What’s even more fascinating is the comparison to what the situation could have been like had this occurred in the U.S., because despite control centers not being fully operational more than two months after the initial attack occurred, operators were able to control the breakers manually. At the time of the event, many U.S. power grid control systems did not have manual backup facilities, which would make it much harder for workers to restore power.

A Lesson in Security for Critical Infrastructure Organizations Around the World

There is a lot to learn from the incident in the Ukraine, ranging from understanding the sophistication in the way that hackers plan and execute attacks, to encouraging organizations to take a closer look at the systems and process they have in place to keep themselves—and their customers—secure. It’s very likely that the Ukraine power grid hack helped U.S. officials to identify weakness and activity occurring in their own systems, preventing similar (or potentially more disastrous) results.

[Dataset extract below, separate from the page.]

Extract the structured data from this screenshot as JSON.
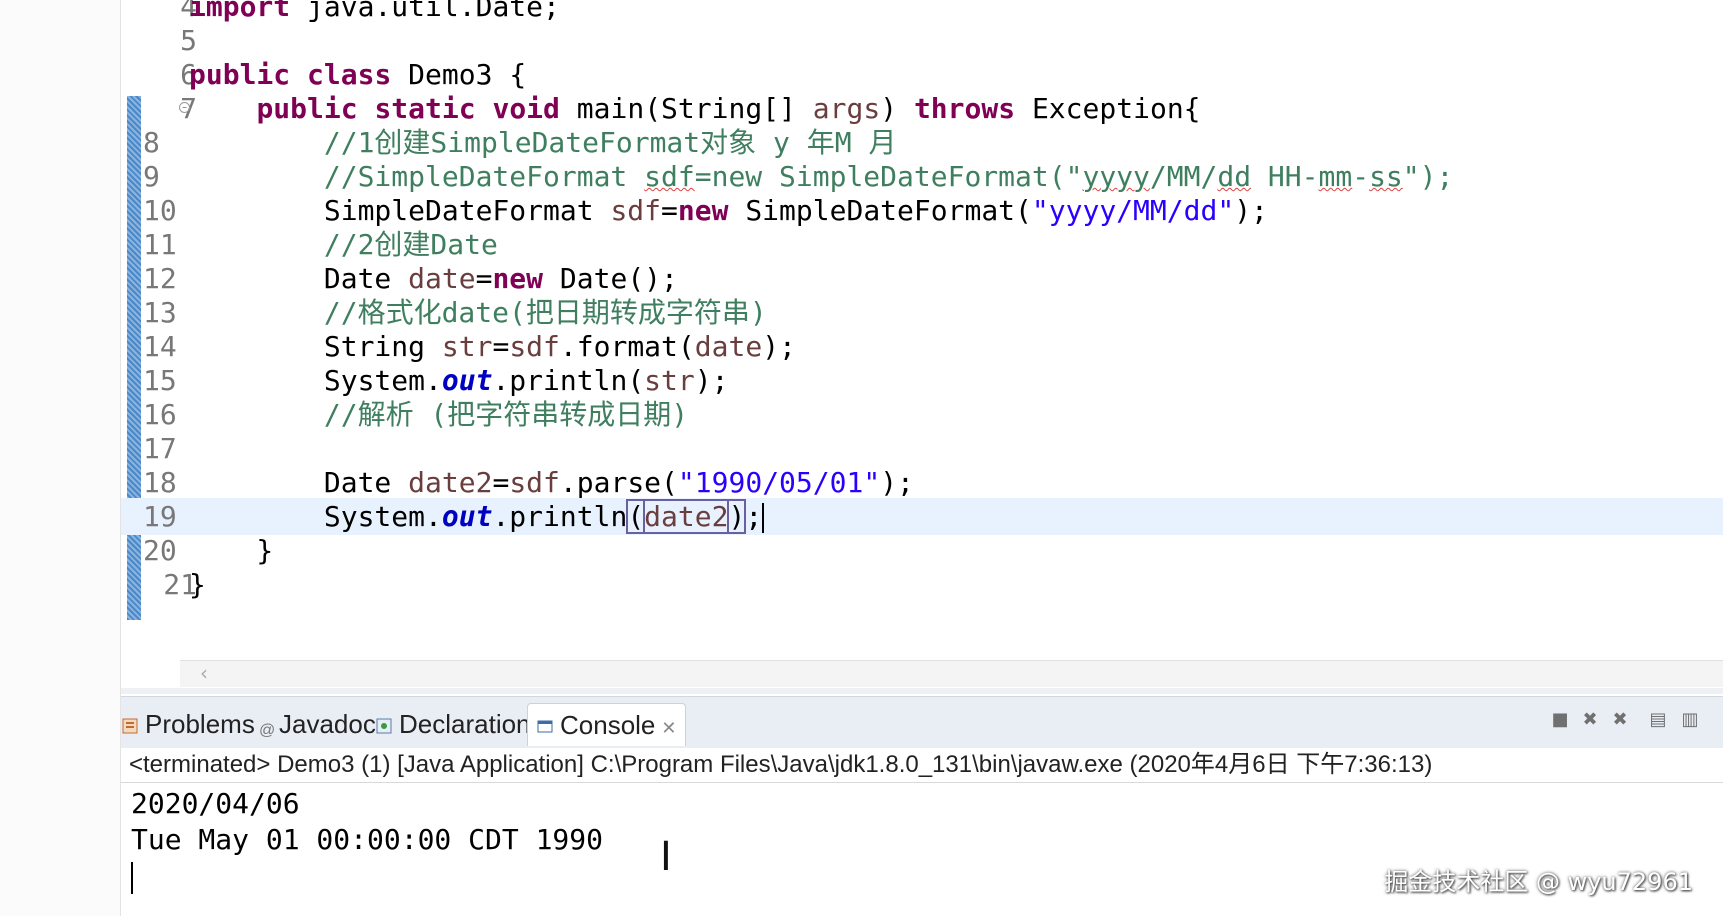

The truth is, security is a tricky and robust creature with many moving parts to consider. It didn’t matter that the control systems were set up with robust firewalls because remote workers were not required to use two-factor authentication. But there are plenty of other ways to create chaos in critical infrastructure. Take for example the pseudonymous Kemuri Water Company. In 2016, a Syrian hactivist group reportedly infiltrated the SCADA industrial control system of the company. During the attack, the group changed the levels of chemicals used to treat drinking water by exploiting a vulnerability in the internet-facing web server for the utility’s customer payment app, which was also connected to the SCADA system.

Houston, We Have a Supply Chain Problem

When the WannaCry and Petya ransomware attacks occurred last year, hundreds of hospitals, retail outlets, and critical infrastructure were breached—impacting commerce, patient care, and innovation. These attacks could certainly have been a sign that hackers are testing the fences to see how savvy critical infrastructure organizations are in securing their assets, detecting an attack and how quickly the issue is controlled. As we’ve seen, we live in an age where an attack in the digital world can and does have tangible effects on the physical world. The truth of the matter is that the growth of the digital economy has necessitated that digital transformation move full steam ahead whether or not IT, development, and security teams are ready for it.

When it comes to security, there are so many factors to consider—attack prevention, authentication, and application security for starters—that many organizations opt not to let perfection be the enemy of good. But it isn’t just what happens in your own organization that counts, because not every application or service will be homegrown. This means that organizations need to be more discerning about the vendors and software they select. One best practice is to look for security certifications, or to at least ask vendors and suppliers better questions about things like secure development processes and authentication practices. Business has come a long way in terms of having a global view, but there is still work to do when it comes to securing the digital economy and building consumer trust.

Laura Paine is a senior product marketing manager at Veracode, based in Burlington, MA.